That conclusion was drawn by Bopi Biddanda, an associate professor at the university's Annis Water Resources Institute, in an editorial that was published in the most recent issue of Eos, the newsletter of the American Geophysical Union.

Biddanda spent his recent sabbatical in Spain reviewing relevant academic research on the role of freshwater in the global carbon cycle before drawing conclusions for the editorial. Some of the crucial research cited in the piece comes from Grand Valley researchers and Biddanda's students.

"Collectively, freshwater areas are quite small compared to oceanic and terrestrial areas, but research suggests that they are very reactive disproportionate to size, and they are more impacted by human activity than other ecosystems," Biddanda said. "These freshwater bodies are major hotspots of both carbon respiration and burial, and have the capacity to impact the carbon cycle on a global scale, and they urgently need to be accounted for."

The potential impact of freshwater areas on the carbon cycle is massive, Biddanda said. According to recent estimates, inland waters can emit the same amount of carbon as the net amount of carbon that is absorbed by all living organisms on Earth's land surface and in its oceans. Conversely, bodies of freshwater also sequester more carbon in sediments each year than the entire ocean floor despite the vast difference in their surface areas.

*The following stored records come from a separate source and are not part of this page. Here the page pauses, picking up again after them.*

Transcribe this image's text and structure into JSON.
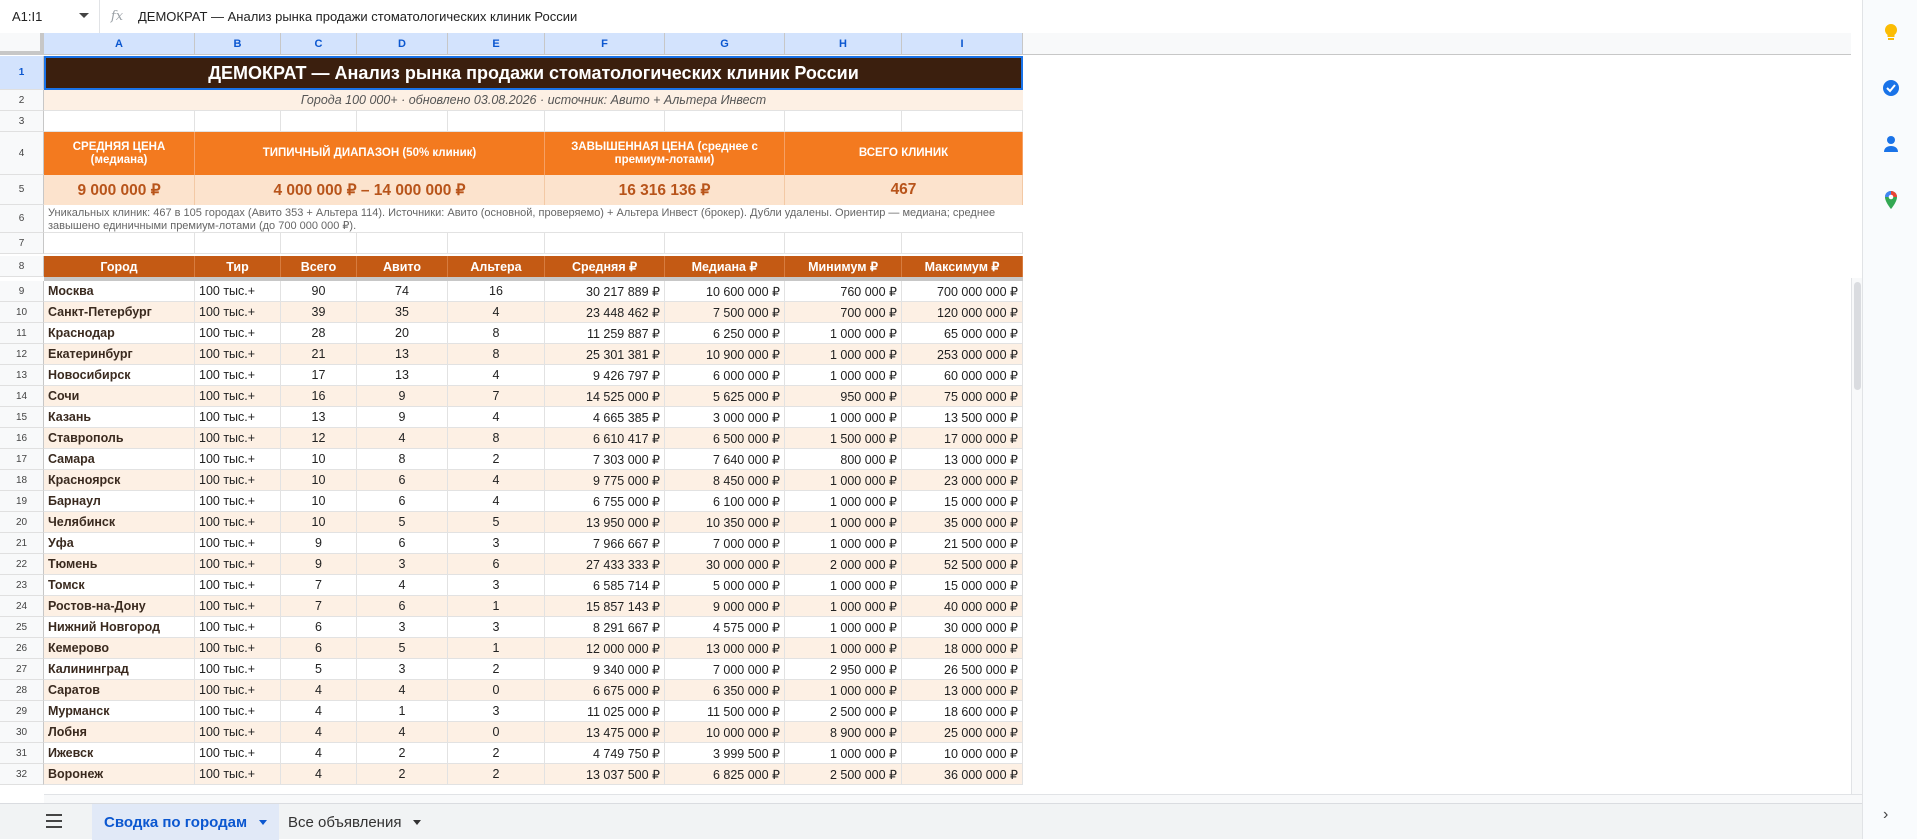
{
  "formula_bar": {
    "cell_ref": "A1:I1",
    "fx": "fx",
    "content": "ДЕМОКРАТ — Анализ рынка продажи стоматологических клиник России"
  },
  "columns": [
    "A",
    "B",
    "C",
    "D",
    "E",
    "F",
    "G",
    "H",
    "I"
  ],
  "row_numbers": [
    "1",
    "2",
    "3",
    "4",
    "5",
    "6",
    "7",
    "8",
    "9",
    "10",
    "11",
    "12",
    "13",
    "14",
    "15",
    "16",
    "17",
    "18",
    "19",
    "20",
    "21",
    "22",
    "23",
    "24",
    "25",
    "26",
    "27",
    "28",
    "29",
    "30",
    "31",
    "32"
  ],
  "sheet": {
    "title": "ДЕМОКРАТ — Анализ рынка продажи стоматологических клиник России",
    "subtitle": "Города 100 000+ · обновлено 03.08.2026 · источник: Авито + Альтера Инвест",
    "kpis": [
      {
        "label": "СРЕДНЯЯ ЦЕНА (медиана)",
        "value": "9 000 000 ₽"
      },
      {
        "label": "ТИПИЧНЫЙ ДИАПАЗОН (50% клиник)",
        "value": "4 000 000 ₽ – 14 000 000 ₽"
      },
      {
        "label": "ЗАВЫШЕННАЯ ЦЕНА (среднее с премиум-лотами)",
        "value": "16 316 136 ₽"
      },
      {
        "label": "ВСЕГО КЛИНИК",
        "value": "467"
      }
    ],
    "note": "Уникальных клиник: 467 в 105 городах (Авито 353 + Альтера 114). Источники: Авито (основной, проверяемо) + Альтера Инвест (брокер). Дубли удалены. Ориентир — медиана; среднее завышено единичными премиум-лотами (до 700 000 000 ₽).",
    "headers": [
      "Город",
      "Тир",
      "Всего",
      "Авито",
      "Альтера",
      "Средняя ₽",
      "Медиана ₽",
      "Минимум ₽",
      "Максимум ₽"
    ],
    "rows": [
      [
        "Москва",
        "100 тыс.+",
        "90",
        "74",
        "16",
        "30 217 889 ₽",
        "10 600 000 ₽",
        "760 000 ₽",
        "700 000 000 ₽"
      ],
      [
        "Санкт-Петербург",
        "100 тыс.+",
        "39",
        "35",
        "4",
        "23 448 462 ₽",
        "7 500 000 ₽",
        "700 000 ₽",
        "120 000 000 ₽"
      ],
      [
        "Краснодар",
        "100 тыс.+",
        "28",
        "20",
        "8",
        "11 259 887 ₽",
        "6 250 000 ₽",
        "1 000 000 ₽",
        "65 000 000 ₽"
      ],
      [
        "Екатеринбург",
        "100 тыс.+",
        "21",
        "13",
        "8",
        "25 301 381 ₽",
        "10 900 000 ₽",
        "1 000 000 ₽",
        "253 000 000 ₽"
      ],
      [
        "Новосибирск",
        "100 тыс.+",
        "17",
        "13",
        "4",
        "9 426 797 ₽",
        "6 000 000 ₽",
        "1 000 000 ₽",
        "60 000 000 ₽"
      ],
      [
        "Сочи",
        "100 тыс.+",
        "16",
        "9",
        "7",
        "14 525 000 ₽",
        "5 625 000 ₽",
        "950 000 ₽",
        "75 000 000 ₽"
      ],
      [
        "Казань",
        "100 тыс.+",
        "13",
        "9",
        "4",
        "4 665 385 ₽",
        "3 000 000 ₽",
        "1 000 000 ₽",
        "13 500 000 ₽"
      ],
      [
        "Ставрополь",
        "100 тыс.+",
        "12",
        "4",
        "8",
        "6 610 417 ₽",
        "6 500 000 ₽",
        "1 500 000 ₽",
        "17 000 000 ₽"
      ],
      [
        "Самара",
        "100 тыс.+",
        "10",
        "8",
        "2",
        "7 303 000 ₽",
        "7 640 000 ₽",
        "800 000 ₽",
        "13 000 000 ₽"
      ],
      [
        "Красноярск",
        "100 тыс.+",
        "10",
        "6",
        "4",
        "9 775 000 ₽",
        "8 450 000 ₽",
        "1 000 000 ₽",
        "23 000 000 ₽"
      ],
      [
        "Барнаул",
        "100 тыс.+",
        "10",
        "6",
        "4",
        "6 755 000 ₽",
        "6 100 000 ₽",
        "1 000 000 ₽",
        "15 000 000 ₽"
      ],
      [
        "Челябинск",
        "100 тыс.+",
        "10",
        "5",
        "5",
        "13 950 000 ₽",
        "10 350 000 ₽",
        "1 000 000 ₽",
        "35 000 000 ₽"
      ],
      [
        "Уфа",
        "100 тыс.+",
        "9",
        "6",
        "3",
        "7 966 667 ₽",
        "7 000 000 ₽",
        "1 000 000 ₽",
        "21 500 000 ₽"
      ],
      [
        "Тюмень",
        "100 тыс.+",
        "9",
        "3",
        "6",
        "27 433 333 ₽",
        "30 000 000 ₽",
        "2 000 000 ₽",
        "52 500 000 ₽"
      ],
      [
        "Томск",
        "100 тыс.+",
        "7",
        "4",
        "3",
        "6 585 714 ₽",
        "5 000 000 ₽",
        "1 000 000 ₽",
        "15 000 000 ₽"
      ],
      [
        "Ростов-на-Дону",
        "100 тыс.+",
        "7",
        "6",
        "1",
        "15 857 143 ₽",
        "9 000 000 ₽",
        "1 000 000 ₽",
        "40 000 000 ₽"
      ],
      [
        "Нижний Новгород",
        "100 тыс.+",
        "6",
        "3",
        "3",
        "8 291 667 ₽",
        "4 575 000 ₽",
        "1 000 000 ₽",
        "30 000 000 ₽"
      ],
      [
        "Кемерово",
        "100 тыс.+",
        "6",
        "5",
        "1",
        "12 000 000 ₽",
        "13 000 000 ₽",
        "1 000 000 ₽",
        "18 000 000 ₽"
      ],
      [
        "Калининград",
        "100 тыс.+",
        "5",
        "3",
        "2",
        "9 340 000 ₽",
        "7 000 000 ₽",
        "2 950 000 ₽",
        "26 500 000 ₽"
      ],
      [
        "Саратов",
        "100 тыс.+",
        "4",
        "4",
        "0",
        "6 675 000 ₽",
        "6 350 000 ₽",
        "1 000 000 ₽",
        "13 000 000 ₽"
      ],
      [
        "Мурманск",
        "100 тыс.+",
        "4",
        "1",
        "3",
        "11 025 000 ₽",
        "11 500 000 ₽",
        "2 500 000 ₽",
        "18 600 000 ₽"
      ],
      [
        "Лобня",
        "100 тыс.+",
        "4",
        "4",
        "0",
        "13 475 000 ₽",
        "10 000 000 ₽",
        "8 900 000 ₽",
        "25 000 000 ₽"
      ],
      [
        "Ижевск",
        "100 тыс.+",
        "4",
        "2",
        "2",
        "4 749 750 ₽",
        "3 999 500 ₽",
        "1 000 000 ₽",
        "10 000 000 ₽"
      ],
      [
        "Воронеж",
        "100 тыс.+",
        "4",
        "2",
        "2",
        "13 037 500 ₽",
        "6 825 000 ₽",
        "2 500 000 ₽",
        "36 000 000 ₽"
      ]
    ]
  },
  "tabs": [
    {
      "label": "Сводка по городам",
      "active": true
    },
    {
      "label": "Все объявления",
      "active": false
    }
  ],
  "side_panel": [
    "keep-icon",
    "tasks-icon",
    "contacts-icon",
    "maps-icon"
  ],
  "colors": {
    "title_bg": "#3b1f0e",
    "kpi_bg": "#f37a1f",
    "kpi_value_bg": "#fce3cd",
    "header_bg": "#c45a14",
    "stripe": "#fdf0e4",
    "accent": "#0b57d0"
  }
}
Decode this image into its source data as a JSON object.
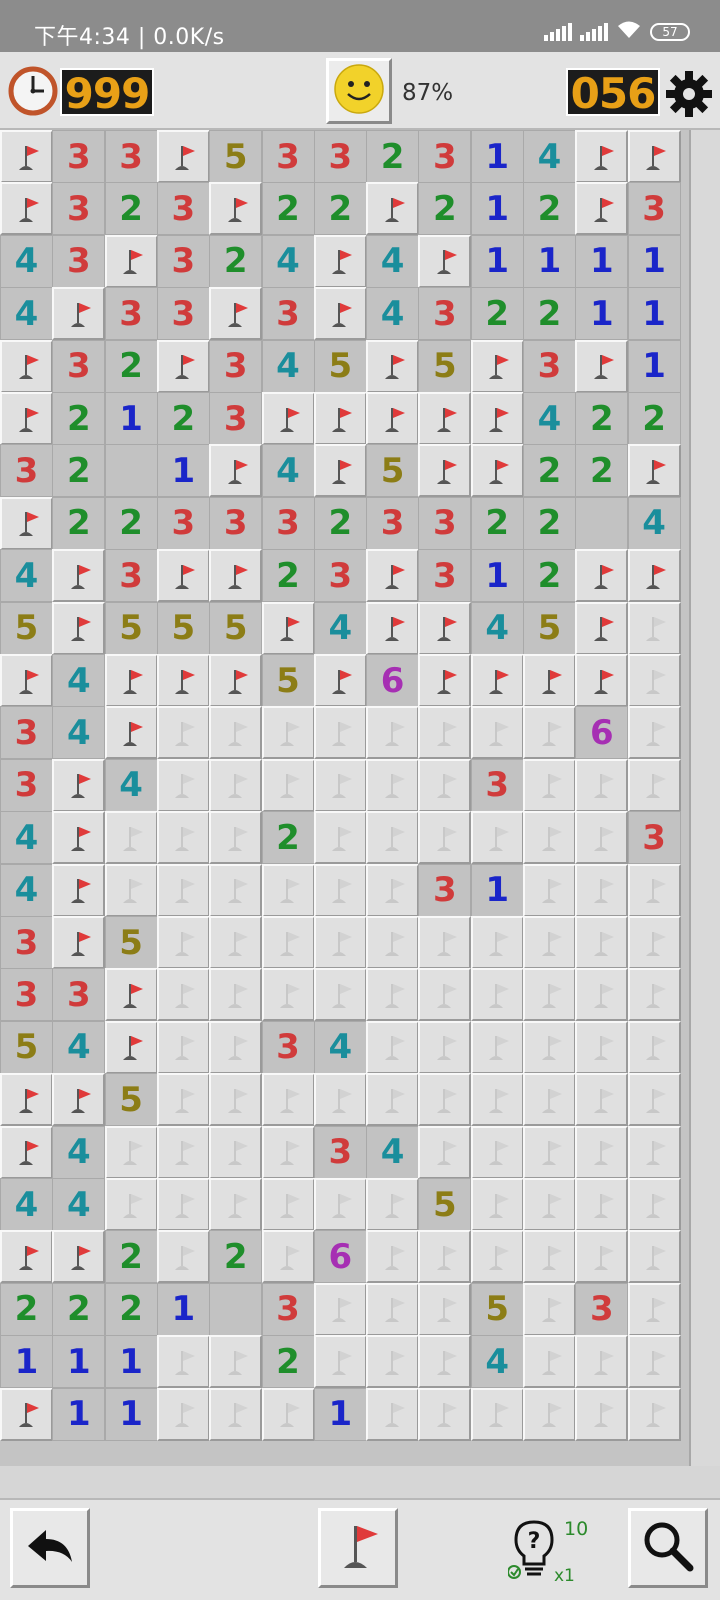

"Freshwater has an outsized impact on the global carbon cycle, both as a carbon source and as a carbon sink," Biddanda said. "We have to understand and study what impact freshwater is having. It's a losing battle to attempt to balance the global carbon cycle without accounting for the role of freshwater."

Biddanda said that the rapidly changing climate is putting freshwater ecosystems at great risk as they warm at an alarming rate that's faster than the warming rate of the atmosphere and oceans. 

"Scientists must coordinate international studies to address the challenge of reducing uncertainty in estimates of carbon emissions from and sequestration in freshwater ecosystems," Biddanda said. "One way they can do this is by quantifying the rapidly changing carbon cycle among the 100–300 million inland freshwater bodies that bridge Earth’s land-ocean continuum."

The entire editorial can be read here: https://eos.org/opinions/global-significance-of-the-changing-freshwater-carbon-cycle